121 Wisconsin Ave, Whitefish, MT 59937

Single Blog Title

This is a single blog caption

Preventing Avoidance of Fraudulent Transfers through Chapter 13

Overall, Chapter 13 can be more powerful and more flexible than Chapter 7. That often also applies to a fraudulent transfer. 


The Problem

Our last four blog posts have been about so-called fraudulent transfers. Today we look at a way to possibly avoid the hassles caused by a fraudulent transfer.

A fraudulent transfer is a sale or gift of an asset you made during the two years before filing bankruptcy case, a sale or gift  that can be undone (“avoided”) during your case. (See our post of Monday of last week introducing fraudulent transfers.)

Consider this example. A year before filing bankruptcy you gave a friend a second car you didn’t need and she desperately did. Now a year later, there is a good chance that your bankruptcy trustee could make her surrender that car. Under certain conditions the trustee would take it, sell it, and pay the proceeds to your creditors.

Your direct intention when you gave her the car a year ago could have been to keep that car from your creditors. Or you could have given her the car with no such intent, but instead only wanting to help your friend. However, even without any intent to hinder your creditors, the gift could be a trustee-avoidable fraudulent transfer.

Depending on your relationship to the person to whom you gave the car, you may not care what happens. But let’s assume you do care—a lot. She REALLY needs that car. You very much do not want a bankruptcy trustee to take it from her. You need to file bankruptcy to fix your financial situation, but you don’t want to risk her losing the car.

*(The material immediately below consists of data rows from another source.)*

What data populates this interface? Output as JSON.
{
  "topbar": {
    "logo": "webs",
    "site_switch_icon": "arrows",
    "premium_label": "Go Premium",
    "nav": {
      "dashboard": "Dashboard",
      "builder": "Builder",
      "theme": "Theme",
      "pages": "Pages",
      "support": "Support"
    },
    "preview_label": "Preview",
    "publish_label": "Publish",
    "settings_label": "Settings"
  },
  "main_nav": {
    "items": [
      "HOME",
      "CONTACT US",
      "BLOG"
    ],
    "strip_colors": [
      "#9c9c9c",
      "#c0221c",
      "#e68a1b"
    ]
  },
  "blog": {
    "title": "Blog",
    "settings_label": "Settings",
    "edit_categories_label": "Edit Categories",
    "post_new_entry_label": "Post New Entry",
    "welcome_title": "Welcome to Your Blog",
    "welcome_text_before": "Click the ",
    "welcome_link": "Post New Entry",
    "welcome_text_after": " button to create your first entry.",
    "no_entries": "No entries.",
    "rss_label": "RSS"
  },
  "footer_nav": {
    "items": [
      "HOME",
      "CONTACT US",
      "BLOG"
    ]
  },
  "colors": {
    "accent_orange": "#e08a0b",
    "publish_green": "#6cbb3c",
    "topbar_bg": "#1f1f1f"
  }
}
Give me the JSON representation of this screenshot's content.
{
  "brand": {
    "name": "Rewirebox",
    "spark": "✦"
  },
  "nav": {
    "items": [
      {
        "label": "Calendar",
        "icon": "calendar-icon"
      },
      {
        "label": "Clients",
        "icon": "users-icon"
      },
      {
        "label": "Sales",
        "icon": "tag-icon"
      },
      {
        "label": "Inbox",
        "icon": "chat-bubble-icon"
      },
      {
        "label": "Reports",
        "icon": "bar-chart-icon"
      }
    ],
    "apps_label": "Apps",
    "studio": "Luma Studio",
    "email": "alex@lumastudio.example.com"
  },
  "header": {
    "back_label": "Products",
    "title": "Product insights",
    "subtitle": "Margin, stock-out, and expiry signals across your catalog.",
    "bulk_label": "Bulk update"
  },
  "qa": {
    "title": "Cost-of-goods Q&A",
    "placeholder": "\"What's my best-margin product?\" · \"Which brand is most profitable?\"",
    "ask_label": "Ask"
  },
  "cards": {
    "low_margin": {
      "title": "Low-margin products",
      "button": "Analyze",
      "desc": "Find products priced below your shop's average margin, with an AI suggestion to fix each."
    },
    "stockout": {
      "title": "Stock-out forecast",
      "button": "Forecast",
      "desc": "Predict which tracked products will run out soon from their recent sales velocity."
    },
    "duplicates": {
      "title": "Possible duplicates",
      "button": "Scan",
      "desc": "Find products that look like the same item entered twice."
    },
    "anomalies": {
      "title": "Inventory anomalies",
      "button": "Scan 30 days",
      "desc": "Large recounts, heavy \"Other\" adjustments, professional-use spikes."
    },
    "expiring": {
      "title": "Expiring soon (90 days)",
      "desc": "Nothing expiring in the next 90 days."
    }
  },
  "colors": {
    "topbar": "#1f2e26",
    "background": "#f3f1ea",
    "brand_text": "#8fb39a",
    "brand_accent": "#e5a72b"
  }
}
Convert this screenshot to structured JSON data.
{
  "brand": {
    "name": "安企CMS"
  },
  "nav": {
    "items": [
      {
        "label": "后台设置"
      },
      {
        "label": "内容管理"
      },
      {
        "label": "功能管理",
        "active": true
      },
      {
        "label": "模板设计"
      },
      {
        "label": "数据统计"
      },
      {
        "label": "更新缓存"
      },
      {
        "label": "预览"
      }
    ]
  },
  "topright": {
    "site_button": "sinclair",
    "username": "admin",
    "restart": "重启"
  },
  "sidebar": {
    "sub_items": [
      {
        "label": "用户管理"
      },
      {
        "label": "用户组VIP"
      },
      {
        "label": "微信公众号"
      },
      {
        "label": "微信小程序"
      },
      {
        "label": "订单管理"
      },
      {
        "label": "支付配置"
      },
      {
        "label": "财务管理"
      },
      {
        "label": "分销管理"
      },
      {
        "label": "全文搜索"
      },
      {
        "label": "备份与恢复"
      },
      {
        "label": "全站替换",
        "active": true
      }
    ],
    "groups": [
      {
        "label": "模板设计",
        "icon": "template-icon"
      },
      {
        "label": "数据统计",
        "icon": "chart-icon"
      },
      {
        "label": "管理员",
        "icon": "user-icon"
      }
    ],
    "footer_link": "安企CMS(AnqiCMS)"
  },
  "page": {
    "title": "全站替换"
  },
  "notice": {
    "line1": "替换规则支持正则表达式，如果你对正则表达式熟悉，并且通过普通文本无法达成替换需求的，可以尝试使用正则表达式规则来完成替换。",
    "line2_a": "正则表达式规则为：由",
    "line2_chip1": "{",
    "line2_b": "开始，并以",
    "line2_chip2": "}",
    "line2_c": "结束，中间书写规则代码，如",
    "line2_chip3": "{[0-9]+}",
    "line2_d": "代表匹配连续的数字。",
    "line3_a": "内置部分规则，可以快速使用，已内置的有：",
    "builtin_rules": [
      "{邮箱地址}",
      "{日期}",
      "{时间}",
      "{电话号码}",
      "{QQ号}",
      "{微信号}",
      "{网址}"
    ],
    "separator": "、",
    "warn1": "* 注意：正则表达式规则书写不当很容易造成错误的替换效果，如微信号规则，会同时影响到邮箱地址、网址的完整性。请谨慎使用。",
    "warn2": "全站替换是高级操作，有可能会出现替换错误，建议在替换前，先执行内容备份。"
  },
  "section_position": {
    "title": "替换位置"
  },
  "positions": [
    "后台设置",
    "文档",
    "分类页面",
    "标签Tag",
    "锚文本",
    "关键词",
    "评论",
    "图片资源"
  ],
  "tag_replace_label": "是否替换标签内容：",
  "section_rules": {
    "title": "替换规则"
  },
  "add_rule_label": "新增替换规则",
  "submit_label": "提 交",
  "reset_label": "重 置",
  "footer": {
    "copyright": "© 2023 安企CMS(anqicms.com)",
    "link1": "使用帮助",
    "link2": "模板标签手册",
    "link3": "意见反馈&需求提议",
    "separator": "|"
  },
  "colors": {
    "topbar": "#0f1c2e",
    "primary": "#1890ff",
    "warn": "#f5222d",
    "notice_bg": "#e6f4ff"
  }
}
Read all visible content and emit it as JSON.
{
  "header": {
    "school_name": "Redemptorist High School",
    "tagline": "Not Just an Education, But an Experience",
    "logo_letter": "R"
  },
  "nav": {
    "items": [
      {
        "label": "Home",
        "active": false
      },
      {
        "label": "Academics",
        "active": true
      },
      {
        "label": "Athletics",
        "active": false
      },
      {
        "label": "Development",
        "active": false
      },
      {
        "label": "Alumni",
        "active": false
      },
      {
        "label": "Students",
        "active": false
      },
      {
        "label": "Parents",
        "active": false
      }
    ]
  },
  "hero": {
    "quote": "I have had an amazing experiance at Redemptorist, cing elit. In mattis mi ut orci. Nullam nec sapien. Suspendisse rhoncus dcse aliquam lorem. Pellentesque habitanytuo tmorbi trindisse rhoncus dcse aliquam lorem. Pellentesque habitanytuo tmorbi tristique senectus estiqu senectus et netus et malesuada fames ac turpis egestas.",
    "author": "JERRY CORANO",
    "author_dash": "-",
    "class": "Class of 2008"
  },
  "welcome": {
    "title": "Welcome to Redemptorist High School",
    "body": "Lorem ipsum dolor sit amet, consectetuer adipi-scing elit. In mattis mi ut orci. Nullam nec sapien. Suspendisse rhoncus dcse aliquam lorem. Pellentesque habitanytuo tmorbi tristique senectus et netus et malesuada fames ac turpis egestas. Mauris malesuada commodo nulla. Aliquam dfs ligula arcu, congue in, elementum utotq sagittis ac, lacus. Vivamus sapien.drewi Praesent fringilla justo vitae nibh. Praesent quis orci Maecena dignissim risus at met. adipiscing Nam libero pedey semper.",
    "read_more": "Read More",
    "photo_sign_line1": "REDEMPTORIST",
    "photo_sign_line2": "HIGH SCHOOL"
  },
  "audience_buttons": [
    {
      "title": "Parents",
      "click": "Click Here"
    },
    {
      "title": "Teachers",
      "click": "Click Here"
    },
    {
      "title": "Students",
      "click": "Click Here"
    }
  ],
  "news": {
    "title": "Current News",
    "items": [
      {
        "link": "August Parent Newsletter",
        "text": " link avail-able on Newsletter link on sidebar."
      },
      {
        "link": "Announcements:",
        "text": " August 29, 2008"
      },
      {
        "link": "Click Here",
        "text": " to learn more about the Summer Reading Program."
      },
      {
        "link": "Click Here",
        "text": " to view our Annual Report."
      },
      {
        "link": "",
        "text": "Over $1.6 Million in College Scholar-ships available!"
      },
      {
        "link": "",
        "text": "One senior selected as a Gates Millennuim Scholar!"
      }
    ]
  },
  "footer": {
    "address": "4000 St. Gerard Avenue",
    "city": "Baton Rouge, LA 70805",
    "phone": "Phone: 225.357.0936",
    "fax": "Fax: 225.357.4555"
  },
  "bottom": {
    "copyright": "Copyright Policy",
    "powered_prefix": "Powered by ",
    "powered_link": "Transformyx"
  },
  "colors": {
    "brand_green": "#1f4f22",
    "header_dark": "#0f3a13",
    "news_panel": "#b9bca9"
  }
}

You’re willing to do whatever is reasonable to resolve this problem.

Chapter 13 in General

One possible solution is to file a Chapter 13 “adjustment of debts” instead of a Chapter 7 “straight bankruptcy.” This is not the place to compare these two very different options in detail. Do that with your bankruptcy lawyer, if you haven’t already. If you’ve seen a lawyer and didn’t hear much about Chapter 13, it may be worth asking him or her specifically about it.

In general, Chapter 13 involves a payment plan spanning a period of three to five years. Before you decide that’s not right for you, be aware that it’s often much better than you’d expect. Chapter 13 provides significant advantages with many kinds of debts and certain asset situations. It is also usually better in solving the fraudulent transfer problem outlined above.

Paying to Protect Your Transferee

Chapter 13 is better with fraudulent transfers because it gives you more leverage and more flexibility.

Let’s use the example outlined above about the car you gave to a friend a year before you filed bankruptcy. Assume the car is worth $5,000. Assume also that if you filed a Chapter 7 case you giving away that car would qualify as a fraudulent transfer. The bankruptcy trustee would be able to take that car from your friend, sell it, and distribute the proceeds among your creditors.

How would that be different in a Chapter 13 case? Assume that under your budget you could afford to pay $225 per month to all of your creditors. Assume also that based on your income you would be required to pay into your plan for three years. So normally you’d pay $225 per month for three years.

But you really want to protect your friend and enable her to keep the car. Most Chapter 13 trustees would likely allow her to keep the car if you paid extra into your payment plan to make up for the money that selling the car would have gotten to your creditors. In our example you could continue paying the $225 per month beyond the required three years until you paid an additional $5,000. That would take about 22 extra months.  (We’re simplifying the calculations a bit by skipping some complicating details like trustee fees.)

The end result is that the trustee gets that extra $5,000 through payments from you instead of by selling your friend’s car.


The Bankruptcy Code that governs Chapter 13 cases is the same federal codified law all over the country. But bankruptcy judges and appeals courts, and even individual trustees, interpret these statutes differently. So, in your part of the country you may not be able to use Chapter 13 as outlined here. On the other hand, in certain circumstances the results may be even better. So talk with your local bankruptcy lawyer to find out what’s available with your court and trustee.


Call Now